What you are asked to do:
Reproduce every entry below exactly, minus the pictures.

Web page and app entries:
● ● ● ●
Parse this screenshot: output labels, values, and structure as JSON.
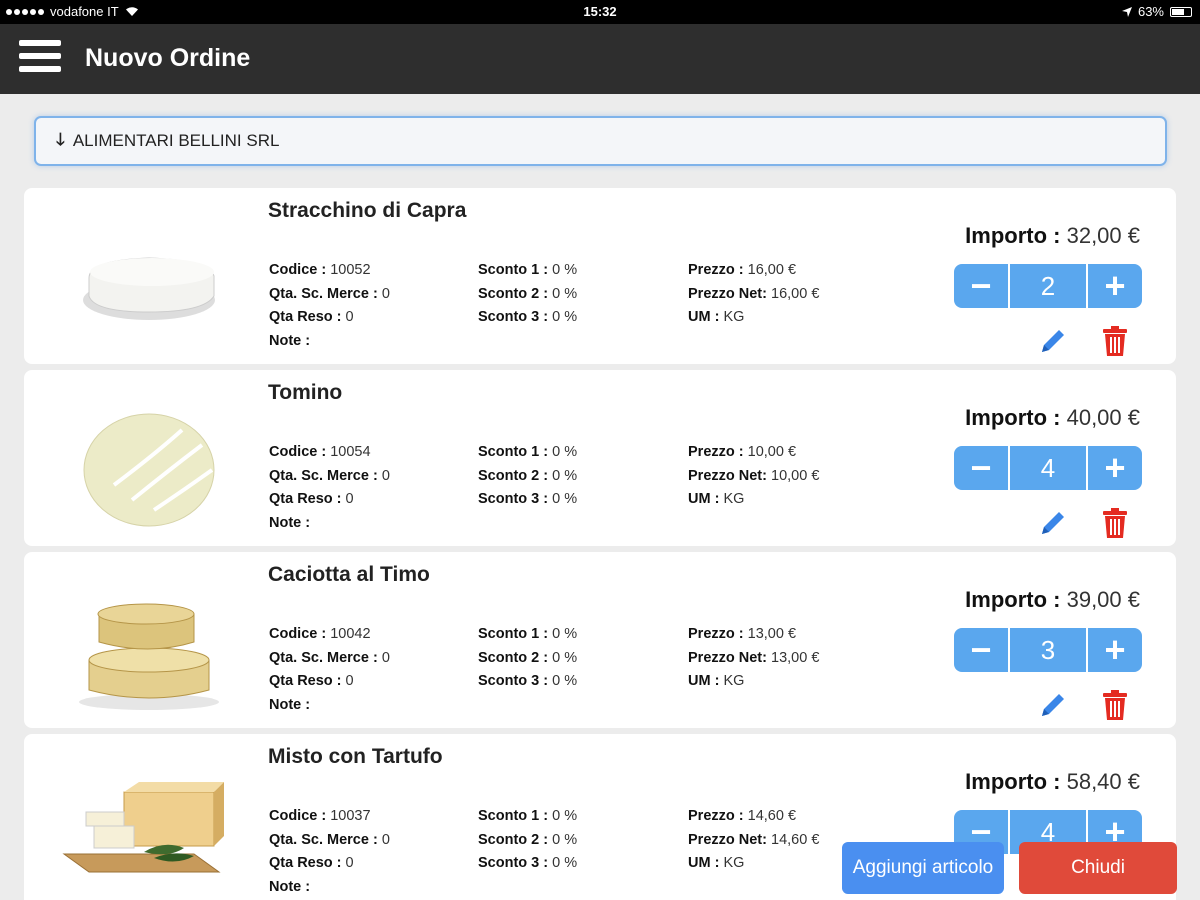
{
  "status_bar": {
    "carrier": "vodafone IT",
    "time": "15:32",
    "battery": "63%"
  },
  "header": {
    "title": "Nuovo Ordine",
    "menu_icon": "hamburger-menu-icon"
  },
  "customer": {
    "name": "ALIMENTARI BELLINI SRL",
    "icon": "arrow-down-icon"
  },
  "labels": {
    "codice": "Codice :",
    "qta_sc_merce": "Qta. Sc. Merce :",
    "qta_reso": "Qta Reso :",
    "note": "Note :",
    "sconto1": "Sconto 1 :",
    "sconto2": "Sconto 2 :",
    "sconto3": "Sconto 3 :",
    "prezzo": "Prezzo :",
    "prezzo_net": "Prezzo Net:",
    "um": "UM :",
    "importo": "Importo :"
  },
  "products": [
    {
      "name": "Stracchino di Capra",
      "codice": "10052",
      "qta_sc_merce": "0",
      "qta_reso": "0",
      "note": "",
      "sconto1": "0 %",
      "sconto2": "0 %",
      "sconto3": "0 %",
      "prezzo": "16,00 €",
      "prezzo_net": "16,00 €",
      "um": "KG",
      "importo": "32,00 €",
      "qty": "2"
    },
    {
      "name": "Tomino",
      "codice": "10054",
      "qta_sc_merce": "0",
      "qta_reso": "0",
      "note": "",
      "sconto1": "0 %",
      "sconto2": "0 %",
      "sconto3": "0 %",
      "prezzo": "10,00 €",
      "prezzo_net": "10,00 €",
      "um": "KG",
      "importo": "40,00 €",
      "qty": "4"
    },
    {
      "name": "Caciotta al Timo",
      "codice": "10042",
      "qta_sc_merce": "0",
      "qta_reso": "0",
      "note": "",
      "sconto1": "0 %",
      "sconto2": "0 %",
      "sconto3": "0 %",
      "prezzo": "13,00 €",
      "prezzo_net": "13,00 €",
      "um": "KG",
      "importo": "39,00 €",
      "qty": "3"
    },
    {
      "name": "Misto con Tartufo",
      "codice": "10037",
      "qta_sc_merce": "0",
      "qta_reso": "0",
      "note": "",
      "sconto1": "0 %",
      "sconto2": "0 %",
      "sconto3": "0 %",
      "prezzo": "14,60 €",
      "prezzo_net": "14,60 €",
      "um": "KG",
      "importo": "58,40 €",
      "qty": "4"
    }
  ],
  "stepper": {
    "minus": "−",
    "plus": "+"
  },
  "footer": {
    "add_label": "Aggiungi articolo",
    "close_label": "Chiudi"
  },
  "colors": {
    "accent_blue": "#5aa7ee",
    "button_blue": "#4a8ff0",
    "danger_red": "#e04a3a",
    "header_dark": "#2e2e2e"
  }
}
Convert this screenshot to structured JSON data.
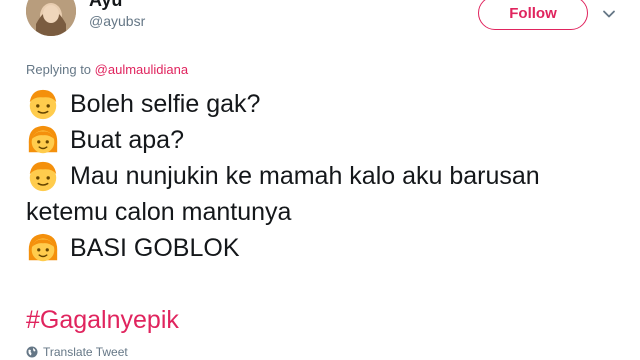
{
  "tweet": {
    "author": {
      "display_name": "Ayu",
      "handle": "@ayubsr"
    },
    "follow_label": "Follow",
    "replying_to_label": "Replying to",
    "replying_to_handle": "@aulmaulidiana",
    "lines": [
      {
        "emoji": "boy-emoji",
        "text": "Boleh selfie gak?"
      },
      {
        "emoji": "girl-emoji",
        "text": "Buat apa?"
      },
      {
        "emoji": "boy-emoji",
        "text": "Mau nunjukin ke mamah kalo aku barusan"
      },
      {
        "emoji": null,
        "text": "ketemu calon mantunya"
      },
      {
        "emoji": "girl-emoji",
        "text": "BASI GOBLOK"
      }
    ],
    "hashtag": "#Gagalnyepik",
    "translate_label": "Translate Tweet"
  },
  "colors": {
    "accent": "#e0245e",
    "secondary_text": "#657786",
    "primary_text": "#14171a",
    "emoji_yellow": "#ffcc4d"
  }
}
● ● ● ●
Answer below:
Parse this screenshot: output labels, values, and structure as JSON.
{
  "status_bar": {
    "carrier": "vodafone IT",
    "time": "15:32",
    "battery": "63%"
  },
  "header": {
    "title": "Nuovo Ordine",
    "menu_icon": "hamburger-menu-icon"
  },
  "customer": {
    "name": "ALIMENTARI BELLINI SRL",
    "icon": "arrow-down-icon"
  },
  "labels": {
    "codice": "Codice :",
    "qta_sc_merce": "Qta. Sc. Merce :",
    "qta_reso": "Qta Reso :",
    "note": "Note :",
    "sconto1": "Sconto 1 :",
    "sconto2": "Sconto 2 :",
    "sconto3": "Sconto 3 :",
    "prezzo": "Prezzo :",
    "prezzo_net": "Prezzo Net:",
    "um": "UM :",
    "importo": "Importo :"
  },
  "products": [
    {
      "name": "Stracchino di Capra",
      "codice": "10052",
      "qta_sc_merce": "0",
      "qta_reso": "0",
      "note": "",
      "sconto1": "0 %",
      "sconto2": "0 %",
      "sconto3": "0 %",
      "prezzo": "16,00 €",
      "prezzo_net": "16,00 €",
      "um": "KG",
      "importo": "32,00 €",
      "qty": "2"
    },
    {
      "name": "Tomino",
      "codice": "10054",
      "qta_sc_merce": "0",
      "qta_reso": "0",
      "note": "",
      "sconto1": "0 %",
      "sconto2": "0 %",
      "sconto3": "0 %",
      "prezzo": "10,00 €",
      "prezzo_net": "10,00 €",
      "um": "KG",
      "importo": "40,00 €",
      "qty": "4"
    },
    {
      "name": "Caciotta al Timo",
      "codice": "10042",
      "qta_sc_merce": "0",
      "qta_reso": "0",
      "note": "",
      "sconto1": "0 %",
      "sconto2": "0 %",
      "sconto3": "0 %",
      "prezzo": "13,00 €",
      "prezzo_net": "13,00 €",
      "um": "KG",
      "importo": "39,00 €",
      "qty": "3"
    },
    {
      "name": "Misto con Tartufo",
      "codice": "10037",
      "qta_sc_merce": "0",
      "qta_reso": "0",
      "note": "",
      "sconto1": "0 %",
      "sconto2": "0 %",
      "sconto3": "0 %",
      "prezzo": "14,60 €",
      "prezzo_net": "14,60 €",
      "um": "KG",
      "importo": "58,40 €",
      "qty": "4"
    }
  ],
  "stepper": {
    "minus": "−",
    "plus": "+"
  },
  "footer": {
    "add_label": "Aggiungi articolo",
    "close_label": "Chiudi"
  },
  "colors": {
    "accent_blue": "#5aa7ee",
    "button_blue": "#4a8ff0",
    "danger_red": "#e04a3a",
    "header_dark": "#2e2e2e"
  }
}
Convert this screenshot to structured JSON data.
{
  "tweet": {
    "author": {
      "display_name": "Ayu",
      "handle": "@ayubsr"
    },
    "follow_label": "Follow",
    "replying_to_label": "Replying to",
    "replying_to_handle": "@aulmaulidiana",
    "lines": [
      {
        "emoji": "boy-emoji",
        "text": "Boleh selfie gak?"
      },
      {
        "emoji": "girl-emoji",
        "text": "Buat apa?"
      },
      {
        "emoji": "boy-emoji",
        "text": "Mau nunjukin ke mamah kalo aku barusan"
      },
      {
        "emoji": null,
        "text": "ketemu calon mantunya"
      },
      {
        "emoji": "girl-emoji",
        "text": "BASI GOBLOK"
      }
    ],
    "hashtag": "#Gagalnyepik",
    "translate_label": "Translate Tweet"
  },
  "colors": {
    "accent": "#e0245e",
    "secondary_text": "#657786",
    "primary_text": "#14171a",
    "emoji_yellow": "#ffcc4d"
  }
}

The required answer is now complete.